A number of low-dose exposure experiments for gamma and alpha radiation were performed on nematodes, fish, plants and water fleas. The experiments provided new data on survival, growth and reproduction effects over full life cycles during chronic low dose radiation for duckweed, water fleas and nematodes while data were acquired on molecular and cellular responses in fish, water fleas, plants and nematodes. The DEBtox approach was used on nematodes and water fleas to study radiation effects. Finally, a classic population modelling approach (Leslie matrices) was used to calculate population risks in 12 species representing 4 taxonomic groups and to test population risk for a fish group by exploring the diversity in population responses among 21 fish life cycles.
STAR made considerable progress in enhancing the long-term sustainability of radioecology in Europe. The work ensured an integration of the key radioecologists in Europe, a cooperation now expanding through the ALLIANCE. Use www.star-radioecolgy.org to access all results
STAR is a Network of Excellence (NoE) composed of 9 European organisations that have agreed to integrate resources and expertise to enhance European competences in radioecology. The work is divided into 7 work packages (WP) of which WP3-5 are devoted to i nnovative research:
WP1 Network Coordination
WP2 Integration and Infrastructure
WP3 Integrated Human and Non-human Radiation Protection
WP4 Radiation Protection in a Mixed Contaminant Context
WP5 Ecologically Relevant Low Dose Effects
WP6 Mobility, Train ing and Education
WP7 Knowledge and Data Dissemination

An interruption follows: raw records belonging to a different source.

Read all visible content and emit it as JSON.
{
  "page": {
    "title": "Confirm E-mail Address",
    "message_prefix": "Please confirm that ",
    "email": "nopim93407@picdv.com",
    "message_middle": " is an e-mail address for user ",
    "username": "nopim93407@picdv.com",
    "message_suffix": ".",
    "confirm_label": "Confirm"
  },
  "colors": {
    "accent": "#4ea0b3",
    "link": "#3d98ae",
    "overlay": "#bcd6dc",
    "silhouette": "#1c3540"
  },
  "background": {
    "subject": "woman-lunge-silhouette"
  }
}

To help address the challenges presented by STAR research, our Joint Programme of Activities includes a powerful integrating mechanism in the form of Observatories for Radioecological Research. One o r more contaminated field sites will be chosen to enable the NoE to test hypotheses and approaches developed by the research WPs. Focused research at common sites will lead to the iterative improvement of methods and models, leading to an enhanced underst anding of radionuclide behaviour and effects. All data collected from these sites will be made accessible from the STAR webportal, to the benefit of the wider radioecological community. Over the years, the collective efforts will result in a valuable Euro pean data set derived from the Observatory locations. Such a pooled, consolidated effort will maximize the sharing of data and resources as well as provide excellent training and education sites.
The integration developed by STAR will support the radioeco logical needs of industry, national authorities, non-governmental organisations, scientists, and the public. STAR will significantly improve accessibility to key radioecological facilities, integrate research programmes, and initiate involvement of the wi der international scientific communities.
It is envisaged to transition STAR to a more sustainable, long-term, integrative structure represented by the ALLIANCE consortium at the end of the STAR project.